A "brute-force comparison" approach. On the other hand, you could consider all the possible configuration the 3 numbers can to come to you in. That is, the user is going to enter 3 numbers (named here, first, second, and third). One will be classified as the smallest, one will be the middle number, and one will be the largest. (This is true even if two or even three of the numbers actually have the same value.)

So this means there are only six possible orders for the numbers as they are entered:

First	Second	Third

If there are only 6 possible arrangements, you could use an if/else-if structure with 6 cases to determine which arrangement is currently true and so print the values sorted accordingly.

As it turns out, both of these approaches are about as long: the first is 3 if/else blocks; the other is six connected if/else-if/else cases. So six cases with either approach. (With more than 3 numbers, some sort of "moving the numbers around" approach generally scales better than a "brute force comparison" approach. But, for this particular problem of 3 numbers, the two approaches are about equivalent.)

Again, these are just some ideas to get you moving. There are many (other) ways that you may also be able to solve this problem. You just need to find a single way that works for you!
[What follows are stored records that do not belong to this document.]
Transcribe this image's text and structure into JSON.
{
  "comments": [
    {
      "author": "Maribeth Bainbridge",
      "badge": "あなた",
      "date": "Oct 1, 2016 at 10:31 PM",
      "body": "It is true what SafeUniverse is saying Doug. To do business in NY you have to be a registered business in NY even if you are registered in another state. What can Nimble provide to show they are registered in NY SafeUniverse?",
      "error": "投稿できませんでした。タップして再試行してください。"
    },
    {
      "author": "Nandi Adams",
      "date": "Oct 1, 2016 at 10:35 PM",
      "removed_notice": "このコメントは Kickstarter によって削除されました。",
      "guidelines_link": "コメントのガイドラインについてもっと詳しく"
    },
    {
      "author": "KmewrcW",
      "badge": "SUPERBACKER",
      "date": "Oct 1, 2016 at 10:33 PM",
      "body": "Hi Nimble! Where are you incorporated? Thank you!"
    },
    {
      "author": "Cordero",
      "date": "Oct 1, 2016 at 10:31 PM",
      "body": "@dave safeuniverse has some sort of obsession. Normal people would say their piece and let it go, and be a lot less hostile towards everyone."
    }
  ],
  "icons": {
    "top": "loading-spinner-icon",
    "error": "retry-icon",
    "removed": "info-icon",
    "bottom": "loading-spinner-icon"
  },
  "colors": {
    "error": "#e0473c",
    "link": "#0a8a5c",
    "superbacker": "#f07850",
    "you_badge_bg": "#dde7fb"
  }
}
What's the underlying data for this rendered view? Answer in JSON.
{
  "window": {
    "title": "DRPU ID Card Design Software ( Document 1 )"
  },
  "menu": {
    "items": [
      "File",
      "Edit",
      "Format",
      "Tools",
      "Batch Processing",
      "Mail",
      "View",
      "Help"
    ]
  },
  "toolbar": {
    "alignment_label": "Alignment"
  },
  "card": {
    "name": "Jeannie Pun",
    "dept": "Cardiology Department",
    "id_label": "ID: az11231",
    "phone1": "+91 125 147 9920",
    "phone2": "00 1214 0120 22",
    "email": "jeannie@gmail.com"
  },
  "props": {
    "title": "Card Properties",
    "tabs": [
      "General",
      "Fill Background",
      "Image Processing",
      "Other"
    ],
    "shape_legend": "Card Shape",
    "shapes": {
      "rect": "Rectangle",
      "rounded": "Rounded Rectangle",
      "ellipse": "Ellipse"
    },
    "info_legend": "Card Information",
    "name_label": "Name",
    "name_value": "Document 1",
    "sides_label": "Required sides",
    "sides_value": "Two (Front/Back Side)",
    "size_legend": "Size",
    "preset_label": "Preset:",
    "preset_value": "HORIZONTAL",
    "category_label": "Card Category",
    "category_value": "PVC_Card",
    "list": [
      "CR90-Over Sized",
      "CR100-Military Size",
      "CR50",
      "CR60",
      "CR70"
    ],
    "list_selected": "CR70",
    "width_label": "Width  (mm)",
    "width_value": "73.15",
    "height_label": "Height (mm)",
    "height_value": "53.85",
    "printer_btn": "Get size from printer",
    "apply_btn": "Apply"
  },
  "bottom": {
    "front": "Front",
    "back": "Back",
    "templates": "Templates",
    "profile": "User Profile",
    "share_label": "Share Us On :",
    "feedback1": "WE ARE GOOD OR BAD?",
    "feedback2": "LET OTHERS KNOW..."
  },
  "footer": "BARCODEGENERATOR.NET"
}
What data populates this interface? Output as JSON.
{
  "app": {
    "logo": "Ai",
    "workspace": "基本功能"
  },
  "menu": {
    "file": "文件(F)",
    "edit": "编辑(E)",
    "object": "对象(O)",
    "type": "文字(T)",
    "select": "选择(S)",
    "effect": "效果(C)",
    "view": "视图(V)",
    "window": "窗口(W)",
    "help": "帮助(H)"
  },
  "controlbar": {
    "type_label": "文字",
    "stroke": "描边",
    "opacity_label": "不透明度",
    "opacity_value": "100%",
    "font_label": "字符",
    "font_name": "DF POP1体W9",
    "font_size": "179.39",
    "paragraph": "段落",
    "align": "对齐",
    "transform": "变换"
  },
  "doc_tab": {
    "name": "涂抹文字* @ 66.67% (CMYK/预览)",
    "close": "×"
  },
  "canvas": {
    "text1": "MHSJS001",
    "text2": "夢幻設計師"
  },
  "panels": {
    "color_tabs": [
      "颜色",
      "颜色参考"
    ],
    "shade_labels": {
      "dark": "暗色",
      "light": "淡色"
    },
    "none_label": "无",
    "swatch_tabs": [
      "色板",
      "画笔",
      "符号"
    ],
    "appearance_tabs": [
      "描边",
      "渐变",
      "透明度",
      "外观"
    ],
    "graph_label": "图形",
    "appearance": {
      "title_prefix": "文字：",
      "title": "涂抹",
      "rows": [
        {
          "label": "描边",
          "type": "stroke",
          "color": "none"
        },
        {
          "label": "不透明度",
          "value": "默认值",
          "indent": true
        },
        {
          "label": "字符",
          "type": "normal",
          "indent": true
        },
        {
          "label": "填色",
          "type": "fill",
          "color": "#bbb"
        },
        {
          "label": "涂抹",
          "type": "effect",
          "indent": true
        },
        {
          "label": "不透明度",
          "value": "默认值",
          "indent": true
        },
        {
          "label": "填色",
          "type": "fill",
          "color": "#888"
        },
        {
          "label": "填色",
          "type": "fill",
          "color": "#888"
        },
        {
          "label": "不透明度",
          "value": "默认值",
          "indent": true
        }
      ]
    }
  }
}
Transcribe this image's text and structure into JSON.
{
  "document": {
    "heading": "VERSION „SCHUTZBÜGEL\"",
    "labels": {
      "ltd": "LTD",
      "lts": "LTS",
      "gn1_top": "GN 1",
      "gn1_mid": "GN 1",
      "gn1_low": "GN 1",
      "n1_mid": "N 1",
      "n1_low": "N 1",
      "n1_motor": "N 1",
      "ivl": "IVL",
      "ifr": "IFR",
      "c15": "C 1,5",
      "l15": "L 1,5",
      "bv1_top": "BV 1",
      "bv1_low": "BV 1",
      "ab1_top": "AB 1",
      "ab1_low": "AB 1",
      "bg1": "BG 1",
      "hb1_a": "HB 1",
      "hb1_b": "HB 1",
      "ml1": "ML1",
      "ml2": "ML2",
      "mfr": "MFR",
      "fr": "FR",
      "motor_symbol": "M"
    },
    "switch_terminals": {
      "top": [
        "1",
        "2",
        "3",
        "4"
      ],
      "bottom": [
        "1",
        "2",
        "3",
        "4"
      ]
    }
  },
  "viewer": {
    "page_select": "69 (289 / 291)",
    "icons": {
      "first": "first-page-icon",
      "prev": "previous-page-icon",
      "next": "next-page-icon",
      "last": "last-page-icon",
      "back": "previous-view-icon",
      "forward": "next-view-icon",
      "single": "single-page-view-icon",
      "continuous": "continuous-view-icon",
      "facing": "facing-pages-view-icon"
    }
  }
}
~ztomasze Index : TA Details: ICS111: A06
Last Edited: 14 Sep 2009
©2009 by Z. Tomaszewski.